For the 10th year, the 700 block of Bonnie Brae Place in River Forest becomes the center of goodwill.
Luke Olson was just 7 years old when America came under attack on Sept. 11, 2001.
"The most I really knew was that two planes crashed into the World Trade Center," said Olson, now 17. "I didn't understand the personal toll."
But many on Olson's block — the 700 block of Bonnie Brae Place — understood terrorism's impact on the country and to its people. Together with the kids on the block, they created the 9/11 Charity LemonAid Stand, a neighborhood event that sends it proceeds to a nominated local nonprofit.
What started as a grassroots neighborhood effort — the stand collected $400 in its 2002 debut — has swelled into a major local event. (In fact, the kids aren't even making the lemonade anymore — it will be supplied by nearby Whole Foods Market.)
In 2009, LemonAid raised $8,500 for the Children's Clinic, which provides affordable health care to disadvantaged children. In 2010, the stand raised about $11,000 for Opportunity Knocks, a resource agency for the developmentally disabled. This year, proceeds will benefit Thrive Counseling, a social service, recovery and mental healthy agency in Oak Park.
Between the bake sale, tent set-up and takedown, logistics and organizing, about 80 people, young and old, have worked to make this year's LemonAid stand the biggest yet.
Patty Henek, a River Forest resident who's helped put LemonAid together from its inception, said the neighborhood involvement is a testament to the day's comraderie and community spirit.
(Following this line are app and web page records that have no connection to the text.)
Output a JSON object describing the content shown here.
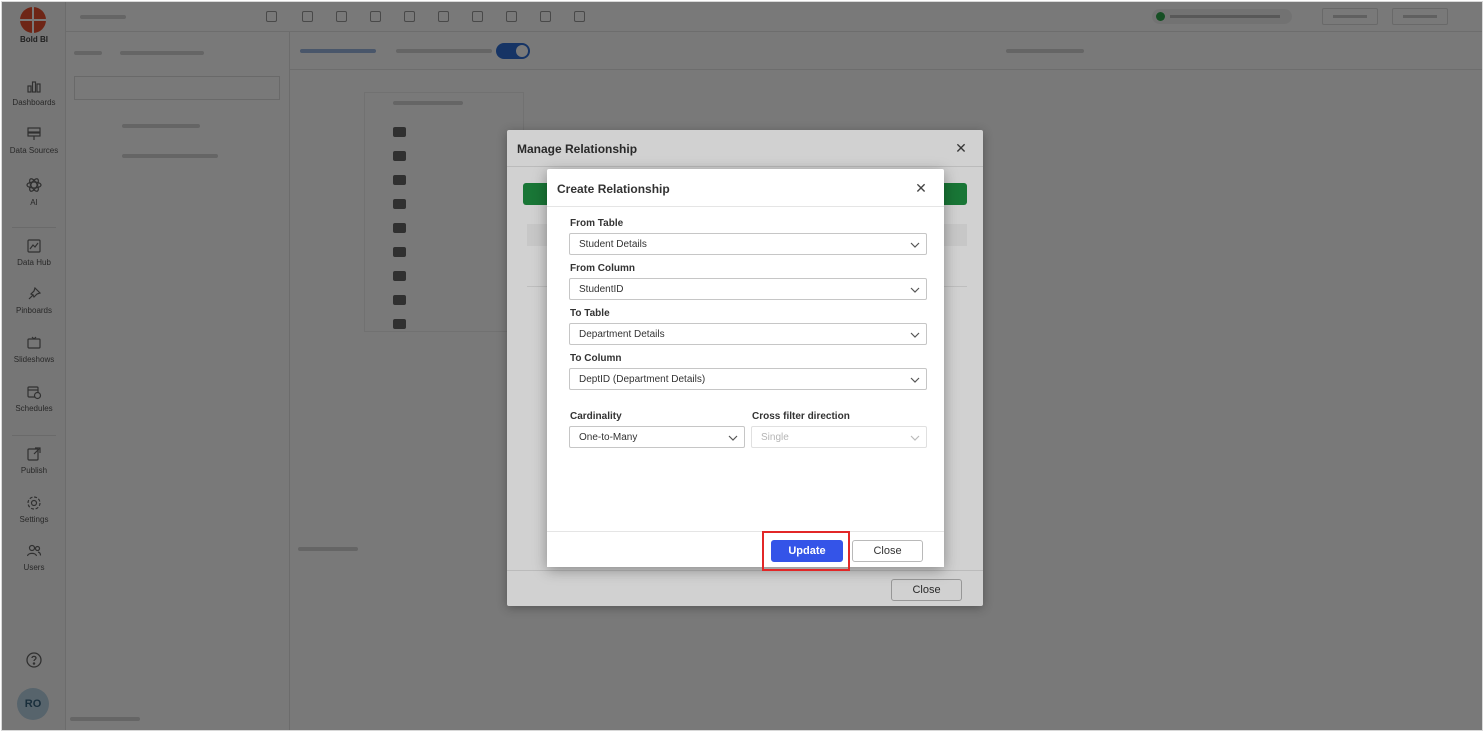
{
  "nav": {
    "brand": "Bold BI",
    "items": [
      {
        "label": "Dashboards"
      },
      {
        "label": "Data Sources"
      },
      {
        "label": "AI"
      },
      {
        "label": "Data Hub"
      },
      {
        "label": "Pinboards"
      },
      {
        "label": "Slideshows"
      },
      {
        "label": "Schedules"
      },
      {
        "label": "Publish"
      },
      {
        "label": "Settings"
      },
      {
        "label": "Users"
      }
    ],
    "avatar_initials": "RO"
  },
  "manage_dialog": {
    "title": "Manage Relationship",
    "close_label": "Close"
  },
  "create_dialog": {
    "title": "Create Relationship",
    "from_table": {
      "label": "From Table",
      "value": "Student Details"
    },
    "from_column": {
      "label": "From Column",
      "value": "StudentID"
    },
    "to_table": {
      "label": "To Table",
      "value": "Department Details"
    },
    "to_column": {
      "label": "To Column",
      "value": "DeptID (Department Details)"
    },
    "cardinality": {
      "label": "Cardinality",
      "value": "One-to-Many"
    },
    "cross_filter": {
      "label": "Cross filter direction",
      "value": "Single"
    },
    "update_label": "Update",
    "close_label": "Close"
  },
  "colors": {
    "primary": "#3454e8",
    "green_bar": "#1f9142",
    "highlight": "#e22727",
    "brand": "#e8502f"
  }
}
"That’s what keeps us going," she said. "The support we get from everybody is amazing."
For Olson, who's starting his senior year at Fenwick High School the perspective of ten years past has been eye-opening.
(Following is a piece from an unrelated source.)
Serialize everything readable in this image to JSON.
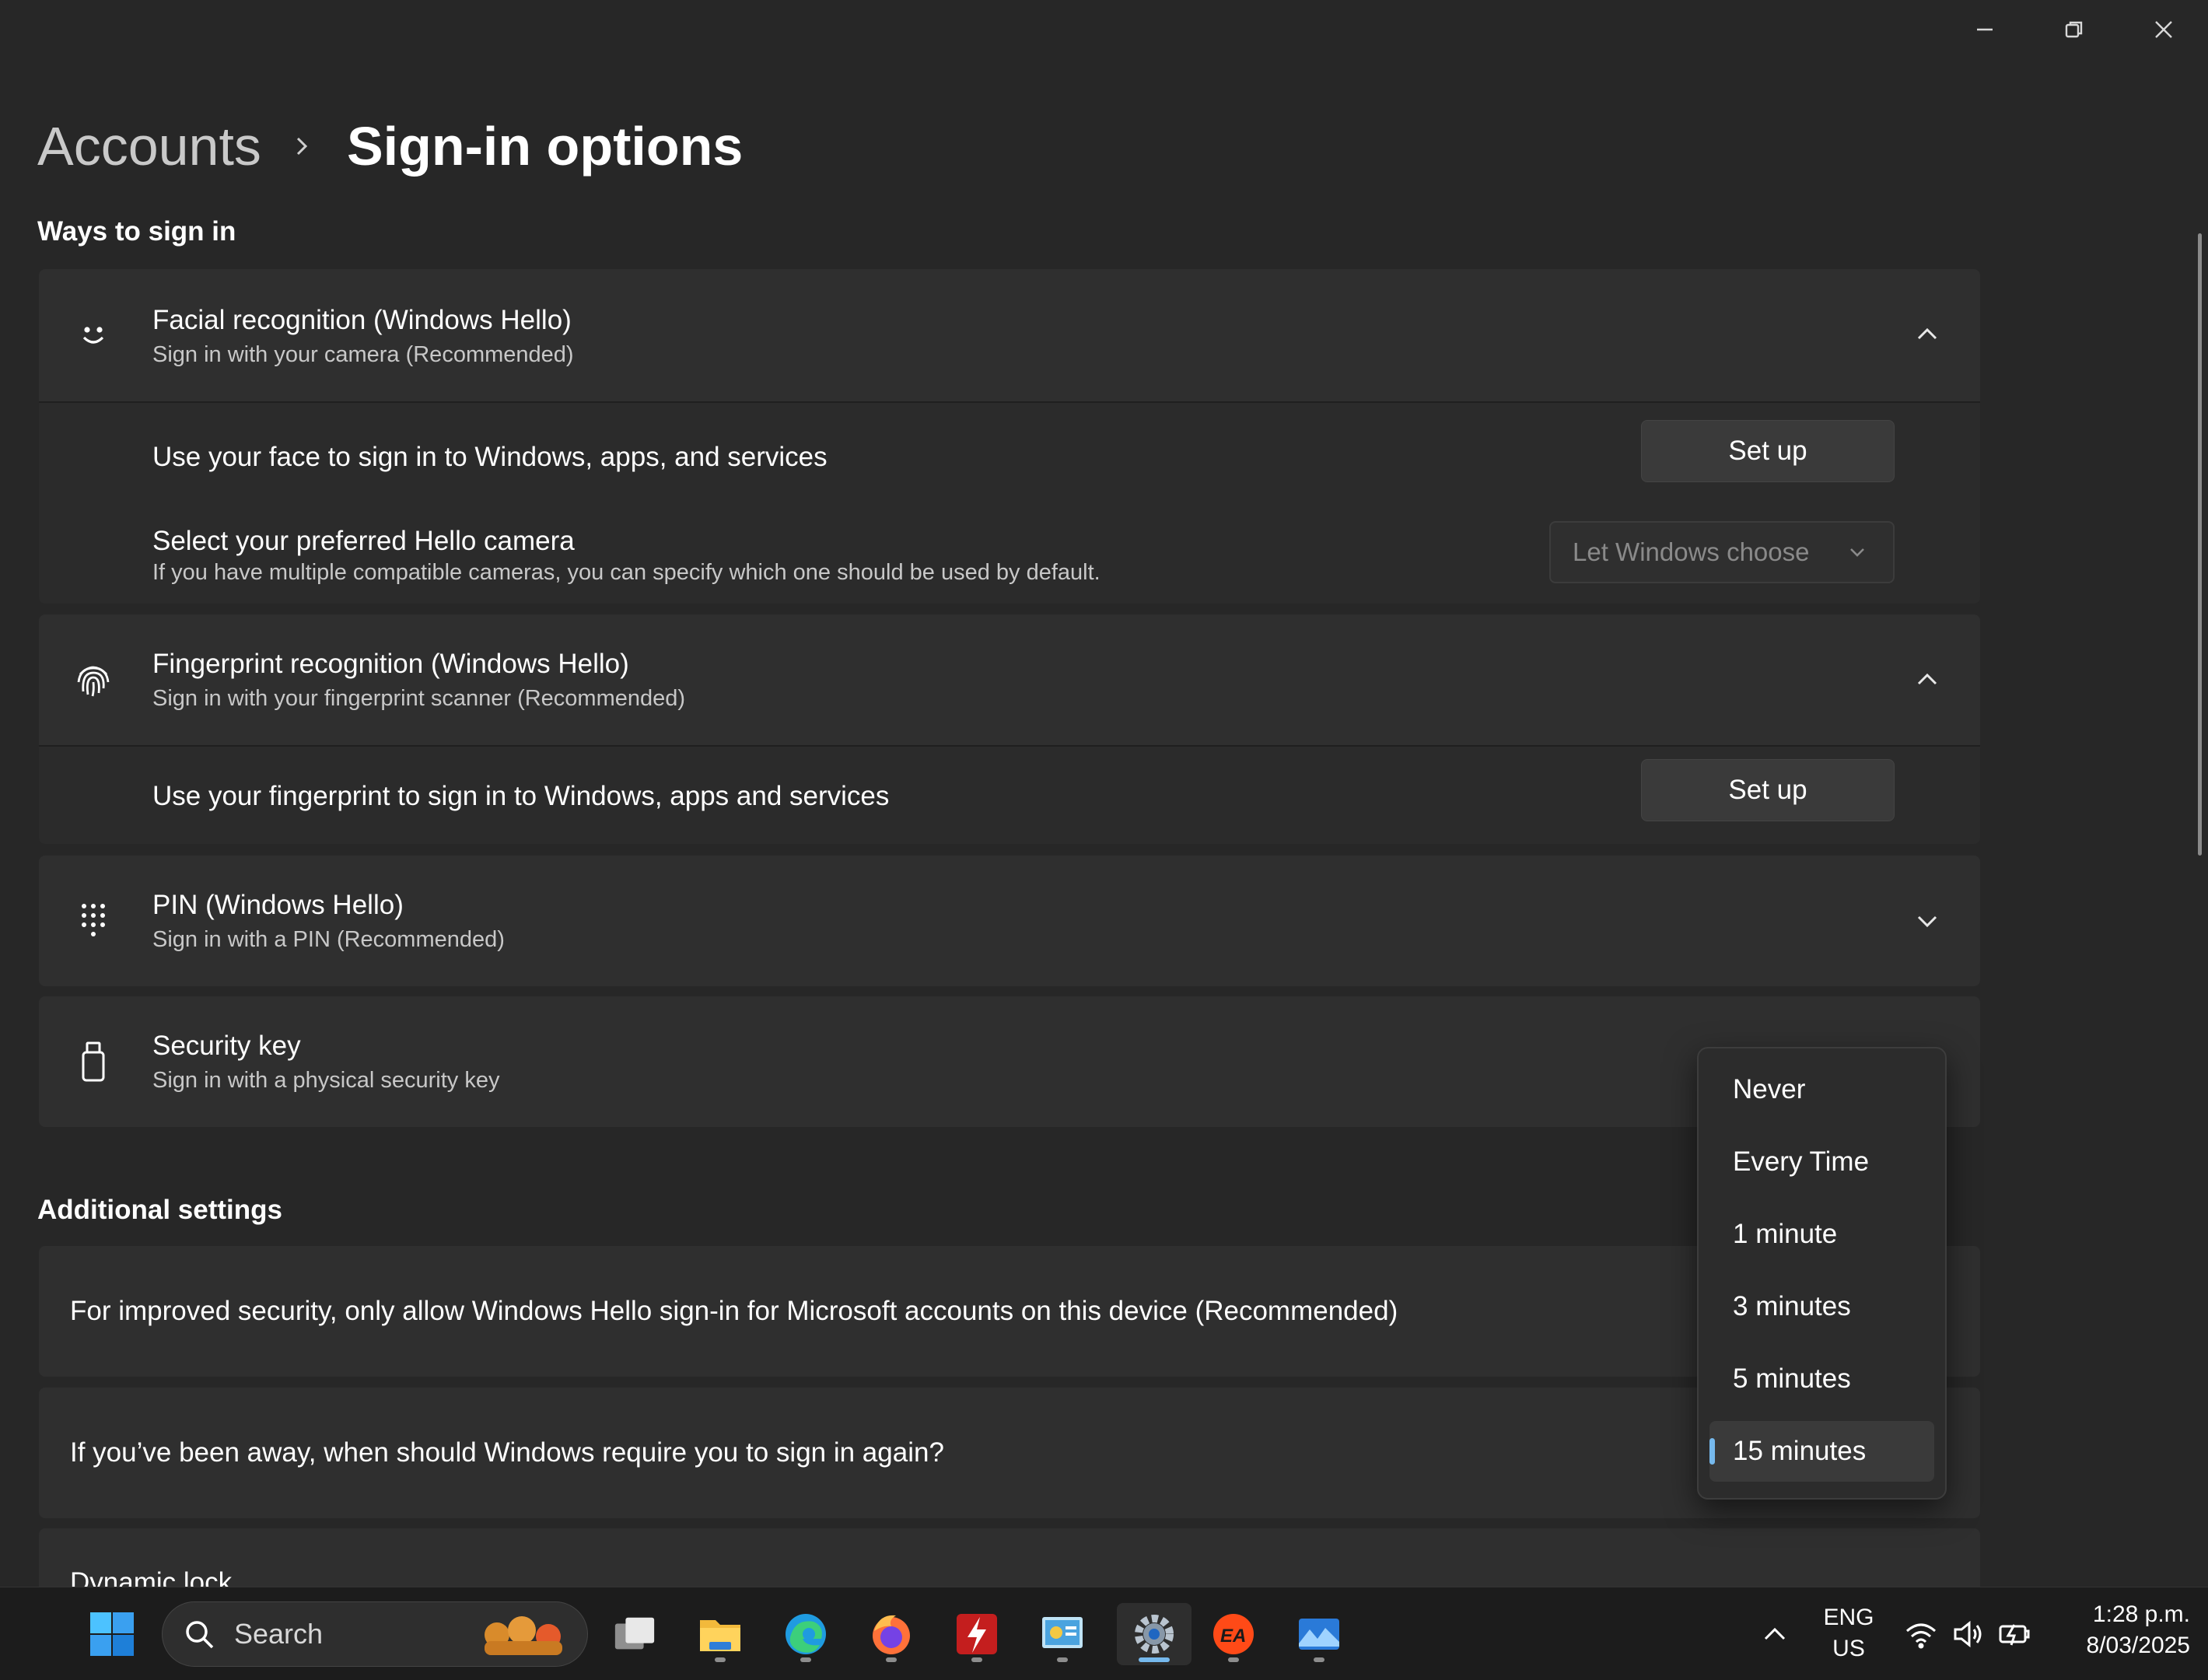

"As I’ve grown with this lemonade stand, I've seen how 9/11 stand has affected people. Now, I see that I can do something. Now I’m working to make a difference," he said. "It's changed my life."